| ABOUT THIS TASK |
Every entry here needs to be repeated exactly.

| SOURCE MATERIAL |
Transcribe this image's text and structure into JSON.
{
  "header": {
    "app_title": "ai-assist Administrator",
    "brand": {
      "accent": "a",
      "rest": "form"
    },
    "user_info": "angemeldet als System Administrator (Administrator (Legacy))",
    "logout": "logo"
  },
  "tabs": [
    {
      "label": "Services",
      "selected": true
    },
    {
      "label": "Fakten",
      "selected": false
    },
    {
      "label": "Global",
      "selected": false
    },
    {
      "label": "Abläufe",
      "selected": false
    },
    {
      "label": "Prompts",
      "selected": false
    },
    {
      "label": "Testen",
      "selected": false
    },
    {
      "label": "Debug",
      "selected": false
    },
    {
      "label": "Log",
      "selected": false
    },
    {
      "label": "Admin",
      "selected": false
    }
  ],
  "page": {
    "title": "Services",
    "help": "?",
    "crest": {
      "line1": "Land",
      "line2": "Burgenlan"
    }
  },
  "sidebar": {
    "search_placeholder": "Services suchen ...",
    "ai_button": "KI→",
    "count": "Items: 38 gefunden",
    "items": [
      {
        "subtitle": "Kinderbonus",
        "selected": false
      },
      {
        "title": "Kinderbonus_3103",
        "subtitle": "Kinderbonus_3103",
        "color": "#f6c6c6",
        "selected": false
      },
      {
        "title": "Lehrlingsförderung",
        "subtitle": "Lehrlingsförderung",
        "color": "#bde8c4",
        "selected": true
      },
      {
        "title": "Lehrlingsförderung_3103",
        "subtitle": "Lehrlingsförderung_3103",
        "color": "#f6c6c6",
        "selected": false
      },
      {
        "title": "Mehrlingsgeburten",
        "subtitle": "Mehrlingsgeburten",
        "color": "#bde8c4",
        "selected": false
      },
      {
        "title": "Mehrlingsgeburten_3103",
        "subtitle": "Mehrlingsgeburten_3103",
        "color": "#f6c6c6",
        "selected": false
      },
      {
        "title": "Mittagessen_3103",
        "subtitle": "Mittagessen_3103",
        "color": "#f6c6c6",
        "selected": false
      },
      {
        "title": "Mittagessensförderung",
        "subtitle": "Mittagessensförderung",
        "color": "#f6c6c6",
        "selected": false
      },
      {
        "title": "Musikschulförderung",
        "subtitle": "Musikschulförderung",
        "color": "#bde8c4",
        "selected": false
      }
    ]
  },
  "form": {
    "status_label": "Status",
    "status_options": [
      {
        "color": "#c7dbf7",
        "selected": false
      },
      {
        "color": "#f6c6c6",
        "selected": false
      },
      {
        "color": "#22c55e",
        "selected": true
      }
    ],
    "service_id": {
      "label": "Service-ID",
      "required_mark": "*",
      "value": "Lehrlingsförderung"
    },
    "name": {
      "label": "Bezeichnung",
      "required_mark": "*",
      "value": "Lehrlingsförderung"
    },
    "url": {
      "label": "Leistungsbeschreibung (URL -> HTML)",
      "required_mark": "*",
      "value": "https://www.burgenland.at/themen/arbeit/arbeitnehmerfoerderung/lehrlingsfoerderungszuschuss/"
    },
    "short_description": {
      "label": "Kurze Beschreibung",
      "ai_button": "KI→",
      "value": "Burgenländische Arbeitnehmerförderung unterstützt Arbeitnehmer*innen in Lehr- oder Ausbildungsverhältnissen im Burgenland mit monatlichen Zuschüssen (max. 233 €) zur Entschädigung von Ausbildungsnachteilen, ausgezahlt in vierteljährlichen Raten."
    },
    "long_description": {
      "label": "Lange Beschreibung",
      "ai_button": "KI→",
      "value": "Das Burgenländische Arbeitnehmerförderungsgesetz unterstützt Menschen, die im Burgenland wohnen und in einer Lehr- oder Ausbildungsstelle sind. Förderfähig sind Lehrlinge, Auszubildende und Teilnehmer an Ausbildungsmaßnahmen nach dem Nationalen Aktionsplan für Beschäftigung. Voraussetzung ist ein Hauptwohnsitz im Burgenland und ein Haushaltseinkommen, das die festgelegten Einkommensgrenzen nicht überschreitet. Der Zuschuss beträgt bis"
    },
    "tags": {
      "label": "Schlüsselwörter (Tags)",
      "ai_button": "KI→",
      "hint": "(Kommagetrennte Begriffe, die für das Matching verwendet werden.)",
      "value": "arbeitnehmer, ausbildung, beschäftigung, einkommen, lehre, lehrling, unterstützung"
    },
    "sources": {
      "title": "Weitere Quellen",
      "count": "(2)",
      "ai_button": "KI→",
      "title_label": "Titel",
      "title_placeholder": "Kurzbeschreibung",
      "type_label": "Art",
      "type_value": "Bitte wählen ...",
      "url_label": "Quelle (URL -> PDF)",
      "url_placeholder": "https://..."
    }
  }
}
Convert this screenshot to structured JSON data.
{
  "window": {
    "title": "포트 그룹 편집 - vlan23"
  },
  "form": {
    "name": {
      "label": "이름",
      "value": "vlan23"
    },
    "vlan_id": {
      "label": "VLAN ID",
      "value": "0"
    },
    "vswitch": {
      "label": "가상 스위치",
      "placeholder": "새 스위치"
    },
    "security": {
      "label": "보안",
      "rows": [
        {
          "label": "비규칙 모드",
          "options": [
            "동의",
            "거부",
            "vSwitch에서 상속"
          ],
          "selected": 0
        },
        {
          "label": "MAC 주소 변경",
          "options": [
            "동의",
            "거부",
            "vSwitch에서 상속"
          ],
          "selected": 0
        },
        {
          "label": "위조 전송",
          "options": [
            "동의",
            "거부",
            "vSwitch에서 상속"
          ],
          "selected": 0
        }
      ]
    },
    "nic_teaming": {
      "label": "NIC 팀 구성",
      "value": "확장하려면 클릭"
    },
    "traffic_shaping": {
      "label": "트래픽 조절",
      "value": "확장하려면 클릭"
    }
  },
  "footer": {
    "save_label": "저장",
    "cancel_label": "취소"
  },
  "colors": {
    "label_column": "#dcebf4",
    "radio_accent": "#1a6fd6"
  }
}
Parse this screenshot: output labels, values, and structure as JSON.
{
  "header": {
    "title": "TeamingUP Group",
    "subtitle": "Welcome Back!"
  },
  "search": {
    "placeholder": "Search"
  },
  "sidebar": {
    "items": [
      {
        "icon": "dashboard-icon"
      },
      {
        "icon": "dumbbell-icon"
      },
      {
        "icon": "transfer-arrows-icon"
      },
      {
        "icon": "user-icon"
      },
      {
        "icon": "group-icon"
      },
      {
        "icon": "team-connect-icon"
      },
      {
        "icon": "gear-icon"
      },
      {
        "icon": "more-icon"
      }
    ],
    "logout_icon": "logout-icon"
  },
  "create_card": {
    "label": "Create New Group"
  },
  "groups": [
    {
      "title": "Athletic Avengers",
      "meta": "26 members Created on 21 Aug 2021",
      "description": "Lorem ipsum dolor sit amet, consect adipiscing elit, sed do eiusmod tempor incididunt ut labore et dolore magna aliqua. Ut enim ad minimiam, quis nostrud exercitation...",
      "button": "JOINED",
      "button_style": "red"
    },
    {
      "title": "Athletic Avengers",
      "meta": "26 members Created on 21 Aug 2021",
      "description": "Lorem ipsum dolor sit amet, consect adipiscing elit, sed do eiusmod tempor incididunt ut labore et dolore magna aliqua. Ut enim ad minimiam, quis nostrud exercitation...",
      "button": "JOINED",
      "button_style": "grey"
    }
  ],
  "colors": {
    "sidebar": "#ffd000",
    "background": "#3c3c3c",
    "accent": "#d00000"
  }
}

| WRITTEN SOLUTION |
Transcribe this image's text and structure into JSON.
{
  "header": {
    "app_title": "ai-assist Administrator",
    "brand": {
      "accent": "a",
      "rest": "form"
    },
    "user_info": "angemeldet als System Administrator (Administrator (Legacy))",
    "logout": "logo"
  },
  "tabs": [
    {
      "label": "Services",
      "selected": true
    },
    {
      "label": "Fakten",
      "selected": false
    },
    {
      "label": "Global",
      "selected": false
    },
    {
      "label": "Abläufe",
      "selected": false
    },
    {
      "label": "Prompts",
      "selected": false
    },
    {
      "label": "Testen",
      "selected": false
    },
    {
      "label": "Debug",
      "selected": false
    },
    {
      "label": "Log",
      "selected": false
    },
    {
      "label": "Admin",
      "selected": false
    }
  ],
  "page": {
    "title": "Services",
    "help": "?",
    "crest": {
      "line1": "Land",
      "line2": "Burgenlan"
    }
  },
  "sidebar": {
    "search_placeholder": "Services suchen ...",
    "ai_button": "KI→",
    "count": "Items: 38 gefunden",
    "items": [
      {
        "subtitle": "Kinderbonus",
        "selected": false
      },
      {
        "title": "Kinderbonus_3103",
        "subtitle": "Kinderbonus_3103",
        "color": "#f6c6c6",
        "selected": false
      },
      {
        "title": "Lehrlingsförderung",
        "subtitle": "Lehrlingsförderung",
        "color": "#bde8c4",
        "selected": true
      },
      {
        "title": "Lehrlingsförderung_3103",
        "subtitle": "Lehrlingsförderung_3103",
        "color": "#f6c6c6",
        "selected": false
      },
      {
        "title": "Mehrlingsgeburten",
        "subtitle": "Mehrlingsgeburten",
        "color": "#bde8c4",
        "selected": false
      },
      {
        "title": "Mehrlingsgeburten_3103",
        "subtitle": "Mehrlingsgeburten_3103",
        "color": "#f6c6c6",
        "selected": false
      },
      {
        "title": "Mittagessen_3103",
        "subtitle": "Mittagessen_3103",
        "color": "#f6c6c6",
        "selected": false
      },
      {
        "title": "Mittagessensförderung",
        "subtitle": "Mittagessensförderung",
        "color": "#f6c6c6",
        "selected": false
      },
      {
        "title": "Musikschulförderung",
        "subtitle": "Musikschulförderung",
        "color": "#bde8c4",
        "selected": false
      }
    ]
  },
  "form": {
    "status_label": "Status",
    "status_options": [
      {
        "color": "#c7dbf7",
        "selected": false
      },
      {
        "color": "#f6c6c6",
        "selected": false
      },
      {
        "color": "#22c55e",
        "selected": true
      }
    ],
    "service_id": {
      "label": "Service-ID",
      "required_mark": "*",
      "value": "Lehrlingsförderung"
    },
    "name": {
      "label": "Bezeichnung",
      "required_mark": "*",
      "value": "Lehrlingsförderung"
    },
    "url": {
      "label": "Leistungsbeschreibung (URL -> HTML)",
      "required_mark": "*",
      "value": "https://www.burgenland.at/themen/arbeit/arbeitnehmerfoerderung/lehrlingsfoerderungszuschuss/"
    },
    "short_description": {
      "label": "Kurze Beschreibung",
      "ai_button": "KI→",
      "value": "Burgenländische Arbeitnehmerförderung unterstützt Arbeitnehmer*innen in Lehr- oder Ausbildungsverhältnissen im Burgenland mit monatlichen Zuschüssen (max. 233 €) zur Entschädigung von Ausbildungsnachteilen, ausgezahlt in vierteljährlichen Raten."
    },
    "long_description": {
      "label": "Lange Beschreibung",
      "ai_button": "KI→",
      "value": "Das Burgenländische Arbeitnehmerförderungsgesetz unterstützt Menschen, die im Burgenland wohnen und in einer Lehr- oder Ausbildungsstelle sind. Förderfähig sind Lehrlinge, Auszubildende und Teilnehmer an Ausbildungsmaßnahmen nach dem Nationalen Aktionsplan für Beschäftigung. Voraussetzung ist ein Hauptwohnsitz im Burgenland und ein Haushaltseinkommen, das die festgelegten Einkommensgrenzen nicht überschreitet. Der Zuschuss beträgt bis"
    },
    "tags": {
      "label": "Schlüsselwörter (Tags)",
      "ai_button": "KI→",
      "hint": "(Kommagetrennte Begriffe, die für das Matching verwendet werden.)",
      "value": "arbeitnehmer, ausbildung, beschäftigung, einkommen, lehre, lehrling, unterstützung"
    },
    "sources": {
      "title": "Weitere Quellen",
      "count": "(2)",
      "ai_button": "KI→",
      "title_label": "Titel",
      "title_placeholder": "Kurzbeschreibung",
      "type_label": "Art",
      "type_value": "Bitte wählen ...",
      "url_label": "Quelle (URL -> PDF)",
      "url_placeholder": "https://..."
    }
  }
}
Convert this screenshot to structured JSON data.
{
  "window": {
    "title": "포트 그룹 편집 - vlan23"
  },
  "form": {
    "name": {
      "label": "이름",
      "value": "vlan23"
    },
    "vlan_id": {
      "label": "VLAN ID",
      "value": "0"
    },
    "vswitch": {
      "label": "가상 스위치",
      "placeholder": "새 스위치"
    },
    "security": {
      "label": "보안",
      "rows": [
        {
          "label": "비규칙 모드",
          "options": [
            "동의",
            "거부",
            "vSwitch에서 상속"
          ],
          "selected": 0
        },
        {
          "label": "MAC 주소 변경",
          "options": [
            "동의",
            "거부",
            "vSwitch에서 상속"
          ],
          "selected": 0
        },
        {
          "label": "위조 전송",
          "options": [
            "동의",
            "거부",
            "vSwitch에서 상속"
          ],
          "selected": 0
        }
      ]
    },
    "nic_teaming": {
      "label": "NIC 팀 구성",
      "value": "확장하려면 클릭"
    },
    "traffic_shaping": {
      "label": "트래픽 조절",
      "value": "확장하려면 클릭"
    }
  },
  "footer": {
    "save_label": "저장",
    "cancel_label": "취소"
  },
  "colors": {
    "label_column": "#dcebf4",
    "radio_accent": "#1a6fd6"
  }
}
Parse this screenshot: output labels, values, and structure as JSON.
{
  "header": {
    "title": "TeamingUP Group",
    "subtitle": "Welcome Back!"
  },
  "search": {
    "placeholder": "Search"
  },
  "sidebar": {
    "items": [
      {
        "icon": "dashboard-icon"
      },
      {
        "icon": "dumbbell-icon"
      },
      {
        "icon": "transfer-arrows-icon"
      },
      {
        "icon": "user-icon"
      },
      {
        "icon": "group-icon"
      },
      {
        "icon": "team-connect-icon"
      },
      {
        "icon": "gear-icon"
      },
      {
        "icon": "more-icon"
      }
    ],
    "logout_icon": "logout-icon"
  },
  "create_card": {
    "label": "Create New Group"
  },
  "groups": [
    {
      "title": "Athletic Avengers",
      "meta": "26 members Created on 21 Aug 2021",
      "description": "Lorem ipsum dolor sit amet, consect adipiscing elit, sed do eiusmod tempor incididunt ut labore et dolore magna aliqua. Ut enim ad minimiam, quis nostrud exercitation...",
      "button": "JOINED",
      "button_style": "red"
    },
    {
      "title": "Athletic Avengers",
      "meta": "26 members Created on 21 Aug 2021",
      "description": "Lorem ipsum dolor sit amet, consect adipiscing elit, sed do eiusmod tempor incididunt ut labore et dolore magna aliqua. Ut enim ad minimiam, quis nostrud exercitation...",
      "button": "JOINED",
      "button_style": "grey"
    }
  ],
  "colors": {
    "sidebar": "#ffd000",
    "background": "#3c3c3c",
    "accent": "#d00000"
  }
}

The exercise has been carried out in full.